(Entries from a dataset of interfaces)
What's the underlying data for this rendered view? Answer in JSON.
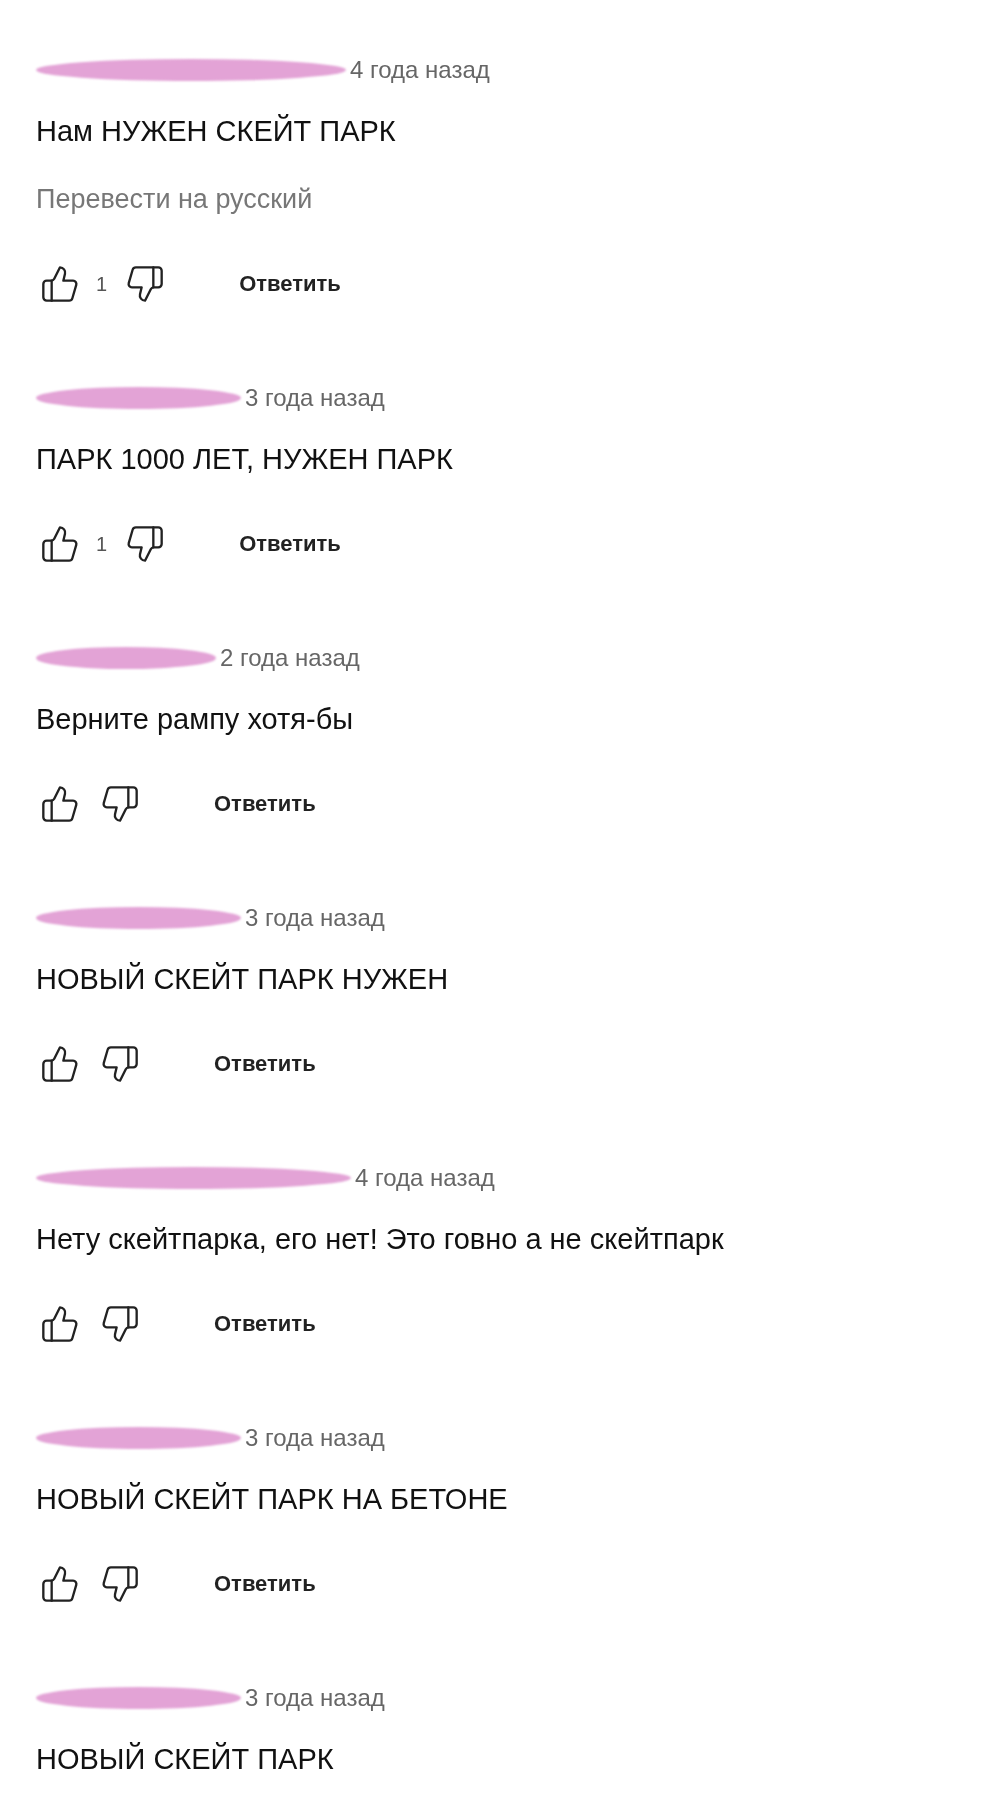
{
  "comments": [
    {
      "time": "4 года назад",
      "text": "Нам НУЖЕН СКЕЙТ ПАРК",
      "translate": "Перевести на русский",
      "actions": {
        "likes": "1",
        "reply": "Ответить"
      }
    },
    {
      "time": "3 года назад",
      "text": "ПАРК 1000 ЛЕТ, НУЖЕН ПАРК",
      "actions": {
        "likes": "1",
        "reply": "Ответить"
      }
    },
    {
      "time": "2 года назад",
      "text": "Верните рампу хотя-бы",
      "actions": {
        "reply": "Ответить"
      }
    },
    {
      "time": "3 года назад",
      "text": "НОВЫЙ СКЕЙТ ПАРК НУЖЕН",
      "actions": {
        "reply": "Ответить"
      }
    },
    {
      "time": "4 года назад",
      "text": "Нету скейтпарка, его нет! Это говно а не скейтпарк",
      "actions": {
        "reply": "Ответить"
      }
    },
    {
      "time": "3 года назад",
      "text": "НОВЫЙ СКЕЙТ ПАРК НА БЕТОНЕ",
      "actions": {
        "reply": "Ответить"
      }
    },
    {
      "time": "3 года назад",
      "text": "НОВЫЙ СКЕЙТ ПАРК"
    }
  ]
}
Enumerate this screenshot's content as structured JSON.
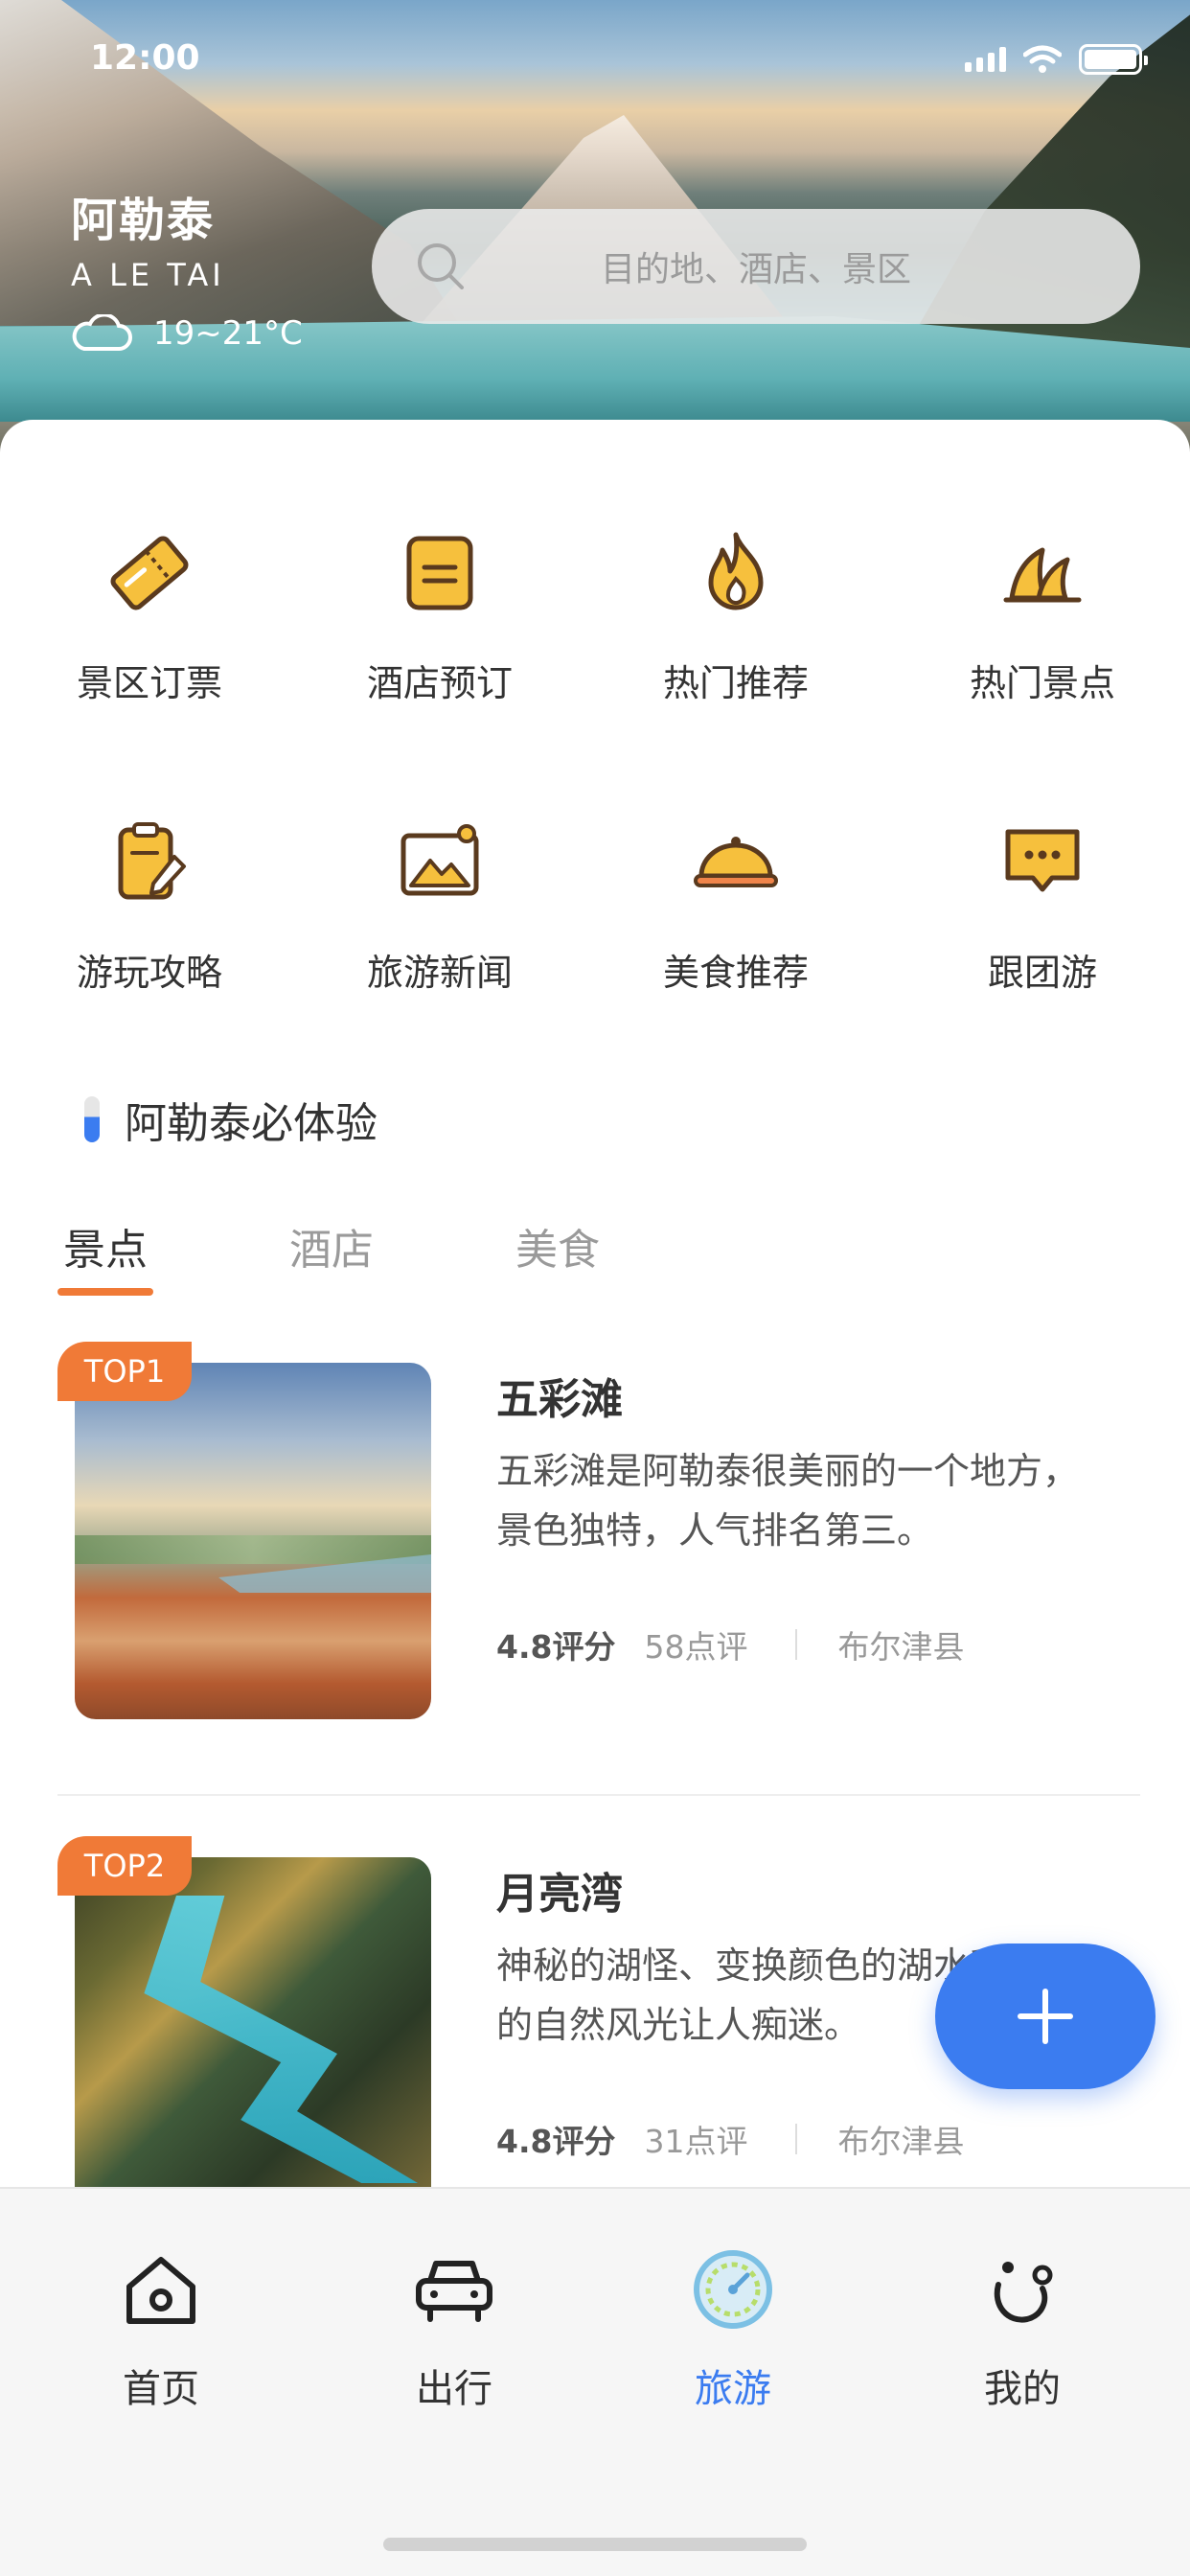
{
  "status_bar": {
    "time": "12:00"
  },
  "header": {
    "city_name": "阿勒泰",
    "city_pinyin": "A LE TAI",
    "temperature": "19~21°C",
    "search_placeholder": "目的地、酒店、景区"
  },
  "shortcuts": [
    {
      "label": "景区订票",
      "icon": "ticket-icon"
    },
    {
      "label": "酒店预订",
      "icon": "hotel-icon"
    },
    {
      "label": "热门推荐",
      "icon": "fire-icon"
    },
    {
      "label": "热门景点",
      "icon": "opera-house-icon"
    },
    {
      "label": "游玩攻略",
      "icon": "clipboard-pen-icon"
    },
    {
      "label": "旅游新闻",
      "icon": "picture-icon"
    },
    {
      "label": "美食推荐",
      "icon": "food-cloche-icon"
    },
    {
      "label": "跟团游",
      "icon": "chat-bubble-icon"
    }
  ],
  "section": {
    "title": "阿勒泰必体验"
  },
  "tabs": [
    {
      "label": "景点",
      "active": true
    },
    {
      "label": "酒店",
      "active": false
    },
    {
      "label": "美食",
      "active": false
    }
  ],
  "list": [
    {
      "badge": "TOP1",
      "title": "五彩滩",
      "desc": "五彩滩是阿勒泰很美丽的一个地方，景色独特，人气排名第三。",
      "score": "4.8评分",
      "reviews": "58点评",
      "location": "布尔津县"
    },
    {
      "badge": "TOP2",
      "title": "月亮湾",
      "desc": "神秘的湖怪、变换颜色的湖水和炫目的自然风光让人痴迷。",
      "score": "4.8评分",
      "reviews": "31点评",
      "location": "布尔津县"
    }
  ],
  "bottom_nav": [
    {
      "label": "首页",
      "icon": "home-icon",
      "active": false
    },
    {
      "label": "出行",
      "icon": "car-icon",
      "active": false
    },
    {
      "label": "旅游",
      "icon": "compass-icon",
      "active": true
    },
    {
      "label": "我的",
      "icon": "profile-icon",
      "active": false
    }
  ],
  "colors": {
    "accent": "#3b7cf0",
    "badge": "#f07a37",
    "icon_fill": "#f6c03d",
    "icon_stroke": "#5a3a1e"
  }
}
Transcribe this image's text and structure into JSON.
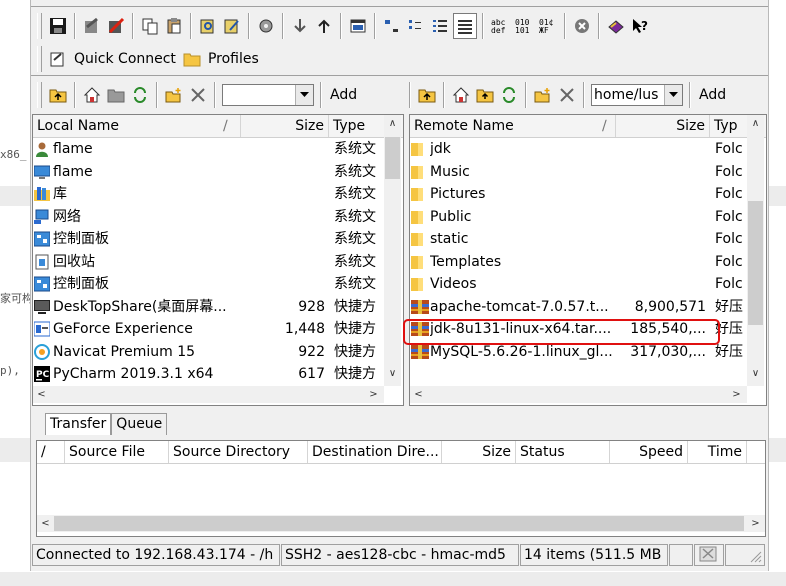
{
  "background_text": {
    "line1": "x86_",
    "line2": "家可构",
    "line3": "p),"
  },
  "quick_connect": {
    "quick_connect_label": "Quick Connect",
    "profiles_label": "Profiles"
  },
  "local_toolbar": {
    "path_value": "",
    "add_label": "Add"
  },
  "remote_toolbar": {
    "path_value": "home/lus",
    "add_label": "Add"
  },
  "local_pane": {
    "columns": {
      "name": "Local Name",
      "size": "Size",
      "type": "Type"
    },
    "rows": [
      {
        "icon": "user-icon",
        "name": "flame",
        "size": "",
        "type": "系统文"
      },
      {
        "icon": "desktop-icon",
        "name": "flame",
        "size": "",
        "type": "系统文"
      },
      {
        "icon": "library-icon",
        "name": "库",
        "size": "",
        "type": "系统文"
      },
      {
        "icon": "network-icon",
        "name": "网络",
        "size": "",
        "type": "系统文"
      },
      {
        "icon": "control-panel-icon",
        "name": "控制面板",
        "size": "",
        "type": "系统文"
      },
      {
        "icon": "recycle-bin-icon",
        "name": "回收站",
        "size": "",
        "type": "系统文"
      },
      {
        "icon": "control-panel-icon",
        "name": "控制面板",
        "size": "",
        "type": "系统文"
      },
      {
        "icon": "monitor-icon",
        "name": "DeskTopShare(桌面屏幕...",
        "size": "928",
        "type": "快捷方"
      },
      {
        "icon": "geforce-icon",
        "name": "GeForce Experience",
        "size": "1,448",
        "type": "快捷方"
      },
      {
        "icon": "navicat-icon",
        "name": "Navicat Premium 15",
        "size": "922",
        "type": "快捷方"
      },
      {
        "icon": "pycharm-icon",
        "name": "PyCharm 2019.3.1 x64",
        "size": "617",
        "type": "快捷方"
      }
    ]
  },
  "remote_pane": {
    "columns": {
      "name": "Remote Name",
      "size": "Size",
      "type": "Typ"
    },
    "rows": [
      {
        "icon": "folder-icon",
        "name": "jdk",
        "size": "",
        "type": "Folc"
      },
      {
        "icon": "folder-icon",
        "name": "Music",
        "size": "",
        "type": "Folc"
      },
      {
        "icon": "folder-icon",
        "name": "Pictures",
        "size": "",
        "type": "Folc"
      },
      {
        "icon": "folder-icon",
        "name": "Public",
        "size": "",
        "type": "Folc"
      },
      {
        "icon": "folder-icon",
        "name": "static",
        "size": "",
        "type": "Folc"
      },
      {
        "icon": "folder-icon",
        "name": "Templates",
        "size": "",
        "type": "Folc"
      },
      {
        "icon": "folder-icon",
        "name": "Videos",
        "size": "",
        "type": "Folc"
      },
      {
        "icon": "archive-icon",
        "name": "apache-tomcat-7.0.57.t...",
        "size": "8,900,571",
        "type": "好压"
      },
      {
        "icon": "archive-icon",
        "name": "jdk-8u131-linux-x64.tar....",
        "size": "185,540,...",
        "type": "好压"
      },
      {
        "icon": "archive-icon",
        "name": "MySQL-5.6.26-1.linux_gl...",
        "size": "317,030,...",
        "type": "好压"
      }
    ]
  },
  "transfer": {
    "tabs": [
      "Transfer",
      "Queue"
    ],
    "columns": [
      "/",
      "Source File",
      "Source Directory",
      "Destination Dire...",
      "Size",
      "Status",
      "Speed",
      "Time"
    ]
  },
  "status_bar": {
    "connection": "Connected to 192.168.43.174 - /h",
    "encryption": "SSH2 - aes128-cbc - hmac-md5",
    "items": "14 items (511.5 MB"
  },
  "colors": {
    "highlight": "#e01010",
    "folder": "#f5c542",
    "selection": "#ffffff"
  }
}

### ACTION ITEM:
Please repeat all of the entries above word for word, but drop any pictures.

### TASK RESULT:
What's the underlying data for this rendered view? Answer in JSON.
{
  "comments": [
    {
      "time": "4 года назад",
      "text": "Нам НУЖЕН СКЕЙТ ПАРК",
      "translate": "Перевести на русский",
      "actions": {
        "likes": "1",
        "reply": "Ответить"
      }
    },
    {
      "time": "3 года назад",
      "text": "ПАРК 1000 ЛЕТ, НУЖЕН ПАРК",
      "actions": {
        "likes": "1",
        "reply": "Ответить"
      }
    },
    {
      "time": "2 года назад",
      "text": "Верните рампу хотя-бы",
      "actions": {
        "reply": "Ответить"
      }
    },
    {
      "time": "3 года назад",
      "text": "НОВЫЙ СКЕЙТ ПАРК НУЖЕН",
      "actions": {
        "reply": "Ответить"
      }
    },
    {
      "time": "4 года назад",
      "text": "Нету скейтпарка, его нет! Это говно а не скейтпарк",
      "actions": {
        "reply": "Ответить"
      }
    },
    {
      "time": "3 года назад",
      "text": "НОВЫЙ СКЕЙТ ПАРК НА БЕТОНЕ",
      "actions": {
        "reply": "Ответить"
      }
    },
    {
      "time": "3 года назад",
      "text": "НОВЫЙ СКЕЙТ ПАРК"
    }
  ]
}
Enumerate this screenshot's content as structured JSON.
{
  "status_bar": {
    "time": "12:00"
  },
  "header": {
    "city_name": "阿勒泰",
    "city_pinyin": "A LE TAI",
    "temperature": "19~21°C",
    "search_placeholder": "目的地、酒店、景区"
  },
  "shortcuts": [
    {
      "label": "景区订票",
      "icon": "ticket-icon"
    },
    {
      "label": "酒店预订",
      "icon": "hotel-icon"
    },
    {
      "label": "热门推荐",
      "icon": "fire-icon"
    },
    {
      "label": "热门景点",
      "icon": "opera-house-icon"
    },
    {
      "label": "游玩攻略",
      "icon": "clipboard-pen-icon"
    },
    {
      "label": "旅游新闻",
      "icon": "picture-icon"
    },
    {
      "label": "美食推荐",
      "icon": "food-cloche-icon"
    },
    {
      "label": "跟团游",
      "icon": "chat-bubble-icon"
    }
  ],
  "section": {
    "title": "阿勒泰必体验"
  },
  "tabs": [
    {
      "label": "景点",
      "active": true
    },
    {
      "label": "酒店",
      "active": false
    },
    {
      "label": "美食",
      "active": false
    }
  ],
  "list": [
    {
      "badge": "TOP1",
      "title": "五彩滩",
      "desc": "五彩滩是阿勒泰很美丽的一个地方，景色独特，人气排名第三。",
      "score": "4.8评分",
      "reviews": "58点评",
      "location": "布尔津县"
    },
    {
      "badge": "TOP2",
      "title": "月亮湾",
      "desc": "神秘的湖怪、变换颜色的湖水和炫目的自然风光让人痴迷。",
      "score": "4.8评分",
      "reviews": "31点评",
      "location": "布尔津县"
    }
  ],
  "bottom_nav": [
    {
      "label": "首页",
      "icon": "home-icon",
      "active": false
    },
    {
      "label": "出行",
      "icon": "car-icon",
      "active": false
    },
    {
      "label": "旅游",
      "icon": "compass-icon",
      "active": true
    },
    {
      "label": "我的",
      "icon": "profile-icon",
      "active": false
    }
  ],
  "colors": {
    "accent": "#3b7cf0",
    "badge": "#f07a37",
    "icon_fill": "#f6c03d",
    "icon_stroke": "#5a3a1e"
  }
}
Transcribe this image's text and structure into JSON.
{
  "background_text": {
    "line1": "x86_",
    "line2": "家可构",
    "line3": "p),"
  },
  "quick_connect": {
    "quick_connect_label": "Quick Connect",
    "profiles_label": "Profiles"
  },
  "local_toolbar": {
    "path_value": "",
    "add_label": "Add"
  },
  "remote_toolbar": {
    "path_value": "home/lus",
    "add_label": "Add"
  },
  "local_pane": {
    "columns": {
      "name": "Local Name",
      "size": "Size",
      "type": "Type"
    },
    "rows": [
      {
        "icon": "user-icon",
        "name": "flame",
        "size": "",
        "type": "系统文"
      },
      {
        "icon": "desktop-icon",
        "name": "flame",
        "size": "",
        "type": "系统文"
      },
      {
        "icon": "library-icon",
        "name": "库",
        "size": "",
        "type": "系统文"
      },
      {
        "icon": "network-icon",
        "name": "网络",
        "size": "",
        "type": "系统文"
      },
      {
        "icon": "control-panel-icon",
        "name": "控制面板",
        "size": "",
        "type": "系统文"
      },
      {
        "icon": "recycle-bin-icon",
        "name": "回收站",
        "size": "",
        "type": "系统文"
      },
      {
        "icon": "control-panel-icon",
        "name": "控制面板",
        "size": "",
        "type": "系统文"
      },
      {
        "icon": "monitor-icon",
        "name": "DeskTopShare(桌面屏幕...",
        "size": "928",
        "type": "快捷方"
      },
      {
        "icon": "geforce-icon",
        "name": "GeForce Experience",
        "size": "1,448",
        "type": "快捷方"
      },
      {
        "icon": "navicat-icon",
        "name": "Navicat Premium 15",
        "size": "922",
        "type": "快捷方"
      },
      {
        "icon": "pycharm-icon",
        "name": "PyCharm 2019.3.1 x64",
        "size": "617",
        "type": "快捷方"
      }
    ]
  },
  "remote_pane": {
    "columns": {
      "name": "Remote Name",
      "size": "Size",
      "type": "Typ"
    },
    "rows": [
      {
        "icon": "folder-icon",
        "name": "jdk",
        "size": "",
        "type": "Folc"
      },
      {
        "icon": "folder-icon",
        "name": "Music",
        "size": "",
        "type": "Folc"
      },
      {
        "icon": "folder-icon",
        "name": "Pictures",
        "size": "",
        "type": "Folc"
      },
      {
        "icon": "folder-icon",
        "name": "Public",
        "size": "",
        "type": "Folc"
      },
      {
        "icon": "folder-icon",
        "name": "static",
        "size": "",
        "type": "Folc"
      },
      {
        "icon": "folder-icon",
        "name": "Templates",
        "size": "",
        "type": "Folc"
      },
      {
        "icon": "folder-icon",
        "name": "Videos",
        "size": "",
        "type": "Folc"
      },
      {
        "icon": "archive-icon",
        "name": "apache-tomcat-7.0.57.t...",
        "size": "8,900,571",
        "type": "好压"
      },
      {
        "icon": "archive-icon",
        "name": "jdk-8u131-linux-x64.tar....",
        "size": "185,540,...",
        "type": "好压"
      },
      {
        "icon": "archive-icon",
        "name": "MySQL-5.6.26-1.linux_gl...",
        "size": "317,030,...",
        "type": "好压"
      }
    ]
  },
  "transfer": {
    "tabs": [
      "Transfer",
      "Queue"
    ],
    "columns": [
      "/",
      "Source File",
      "Source Directory",
      "Destination Dire...",
      "Size",
      "Status",
      "Speed",
      "Time"
    ]
  },
  "status_bar": {
    "connection": "Connected to 192.168.43.174 - /h",
    "encryption": "SSH2 - aes128-cbc - hmac-md5",
    "items": "14 items (511.5 MB"
  },
  "colors": {
    "highlight": "#e01010",
    "folder": "#f5c542",
    "selection": "#ffffff"
  }
}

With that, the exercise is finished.